Actually, they end up hanging out the ass of the bird:

Unpleasant, I know.

At this point I am in total disbelief that I got it this far. I hooked this thing up to my new Northlight Systems servo controller and the thing actually works! Sure, this is a simple machine and I pretty much knew that the pieces could move by pushing them with my fingers. Still, there is always that chance that the thing could somehow go nuts and destroy itself.

I’m easily entertained by mechanical systems. The is an obvious byproduct of working in the software industry. I have issues with having spent my entire career never having made a product that does something. Maybe I wouldn’t think about it so much if I were an accountant or policeman. As an engineer I’m very much jealous of people who get to make things like cars or bombs.
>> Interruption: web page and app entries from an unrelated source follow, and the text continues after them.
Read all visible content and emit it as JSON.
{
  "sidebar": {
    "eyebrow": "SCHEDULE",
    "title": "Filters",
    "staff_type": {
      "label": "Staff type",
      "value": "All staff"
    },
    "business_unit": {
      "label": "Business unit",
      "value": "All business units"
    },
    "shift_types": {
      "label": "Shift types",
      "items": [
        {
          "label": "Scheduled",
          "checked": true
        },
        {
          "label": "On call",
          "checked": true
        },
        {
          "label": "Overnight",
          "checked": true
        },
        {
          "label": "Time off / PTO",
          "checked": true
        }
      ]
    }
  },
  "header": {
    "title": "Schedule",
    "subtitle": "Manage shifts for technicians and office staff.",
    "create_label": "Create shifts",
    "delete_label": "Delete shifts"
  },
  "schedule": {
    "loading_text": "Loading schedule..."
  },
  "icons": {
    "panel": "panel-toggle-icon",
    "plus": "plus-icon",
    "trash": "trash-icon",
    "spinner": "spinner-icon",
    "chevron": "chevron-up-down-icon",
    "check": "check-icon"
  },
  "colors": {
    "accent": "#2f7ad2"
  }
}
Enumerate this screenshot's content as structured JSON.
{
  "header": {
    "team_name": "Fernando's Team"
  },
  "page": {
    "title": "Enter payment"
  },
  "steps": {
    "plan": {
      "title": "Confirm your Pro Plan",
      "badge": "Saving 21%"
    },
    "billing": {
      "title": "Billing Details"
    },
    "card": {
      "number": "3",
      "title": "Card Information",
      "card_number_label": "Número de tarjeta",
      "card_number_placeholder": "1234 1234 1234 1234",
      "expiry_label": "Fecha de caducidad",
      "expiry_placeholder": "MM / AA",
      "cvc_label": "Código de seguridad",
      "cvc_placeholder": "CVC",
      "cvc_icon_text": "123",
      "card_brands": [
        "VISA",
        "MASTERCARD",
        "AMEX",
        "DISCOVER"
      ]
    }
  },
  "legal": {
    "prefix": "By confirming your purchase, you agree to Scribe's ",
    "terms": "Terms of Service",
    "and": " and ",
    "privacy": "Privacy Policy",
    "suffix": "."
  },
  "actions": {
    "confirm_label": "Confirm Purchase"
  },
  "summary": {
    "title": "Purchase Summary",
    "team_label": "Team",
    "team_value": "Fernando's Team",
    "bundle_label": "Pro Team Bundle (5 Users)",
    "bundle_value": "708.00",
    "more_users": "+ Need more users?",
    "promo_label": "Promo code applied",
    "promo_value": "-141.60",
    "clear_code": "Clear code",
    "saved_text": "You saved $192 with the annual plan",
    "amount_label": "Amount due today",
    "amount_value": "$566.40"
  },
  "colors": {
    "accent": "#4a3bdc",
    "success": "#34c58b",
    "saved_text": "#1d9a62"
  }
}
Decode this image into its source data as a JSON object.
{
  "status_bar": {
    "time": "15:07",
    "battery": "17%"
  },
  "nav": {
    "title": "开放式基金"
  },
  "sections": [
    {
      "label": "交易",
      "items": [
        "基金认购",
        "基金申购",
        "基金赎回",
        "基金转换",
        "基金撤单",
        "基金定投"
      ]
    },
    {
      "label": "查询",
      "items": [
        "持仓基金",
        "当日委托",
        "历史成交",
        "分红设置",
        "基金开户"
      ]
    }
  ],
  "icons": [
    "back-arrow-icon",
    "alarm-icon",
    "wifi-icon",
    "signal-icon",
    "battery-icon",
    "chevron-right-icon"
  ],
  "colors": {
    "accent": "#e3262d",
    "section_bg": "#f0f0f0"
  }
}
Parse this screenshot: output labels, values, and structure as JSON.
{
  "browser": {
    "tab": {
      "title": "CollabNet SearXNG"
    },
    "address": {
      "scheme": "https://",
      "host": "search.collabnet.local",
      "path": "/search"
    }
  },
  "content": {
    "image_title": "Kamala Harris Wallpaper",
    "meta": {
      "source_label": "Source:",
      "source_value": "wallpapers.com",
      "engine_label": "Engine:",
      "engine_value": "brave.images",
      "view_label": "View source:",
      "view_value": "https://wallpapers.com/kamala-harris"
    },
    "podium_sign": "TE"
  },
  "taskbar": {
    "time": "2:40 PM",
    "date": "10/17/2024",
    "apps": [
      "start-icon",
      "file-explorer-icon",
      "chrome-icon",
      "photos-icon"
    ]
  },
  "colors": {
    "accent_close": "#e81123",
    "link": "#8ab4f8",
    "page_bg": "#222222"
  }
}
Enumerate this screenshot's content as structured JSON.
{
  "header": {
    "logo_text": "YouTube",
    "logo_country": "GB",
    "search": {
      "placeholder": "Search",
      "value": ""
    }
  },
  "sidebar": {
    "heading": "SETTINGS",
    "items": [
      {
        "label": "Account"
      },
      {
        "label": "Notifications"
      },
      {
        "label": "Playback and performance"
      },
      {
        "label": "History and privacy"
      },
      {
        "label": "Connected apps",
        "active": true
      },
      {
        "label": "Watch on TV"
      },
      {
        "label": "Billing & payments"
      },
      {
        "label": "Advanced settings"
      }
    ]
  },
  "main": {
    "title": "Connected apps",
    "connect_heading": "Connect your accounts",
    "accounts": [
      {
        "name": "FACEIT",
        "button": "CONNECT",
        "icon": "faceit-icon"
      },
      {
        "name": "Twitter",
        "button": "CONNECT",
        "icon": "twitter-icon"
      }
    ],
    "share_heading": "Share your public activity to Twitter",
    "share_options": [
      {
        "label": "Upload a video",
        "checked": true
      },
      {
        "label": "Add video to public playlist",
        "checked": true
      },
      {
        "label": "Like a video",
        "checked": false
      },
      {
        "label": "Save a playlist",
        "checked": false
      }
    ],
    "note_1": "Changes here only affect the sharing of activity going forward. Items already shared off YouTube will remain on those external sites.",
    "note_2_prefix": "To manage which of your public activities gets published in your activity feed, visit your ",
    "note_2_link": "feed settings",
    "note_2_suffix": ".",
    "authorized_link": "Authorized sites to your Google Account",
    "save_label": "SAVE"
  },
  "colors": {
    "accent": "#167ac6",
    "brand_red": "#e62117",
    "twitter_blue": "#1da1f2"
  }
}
Maybe not bombs. Let’s consider it an extreme exemplar.

Anyway, now that we have one working, all we need to do is copy it…

Talking Birds, Part 1

I have this idea:

Two birds sit atop a gravestone and talk to one another with a kind of gallows humor. There’s a subtlety to this I like. If done properly the birds, ravens, should look fairly real. In telling jokes they should be able to react one another. After all, “Acting is reacting.”

I guess this is really the point. The only reason to use animated figures (as opposed to human actors) is to present a figure that a person can’t accurately portray. Okay, there are other reasons like cost or repeatability, but for non-commercial use, if I could fit inside a bird suit and convince anyone I could fly, I would. Likewise I do not make a good Jack Skeleton or Great Pumpkin. Maybe the Great Pumpkin is doable.

Anyway, the birds should give the spooky decorated front yard a certain feel. Clearly the birds are not going to scare anyone. I just want them to seem a bit afraid. Maybe, in turn, passers by will also feel afraid. It’s a theory.

Here are some parts:

After suggesting that Ruth learn taxidermy and my specifying the height and weight of the ravens I need her to catch, she suggested the use of hand puppets. While not as realistic as I had hoped, the puppets are ideal for the purpose of being… well… puppets.

To that we will add:

Now we just need to put it all together!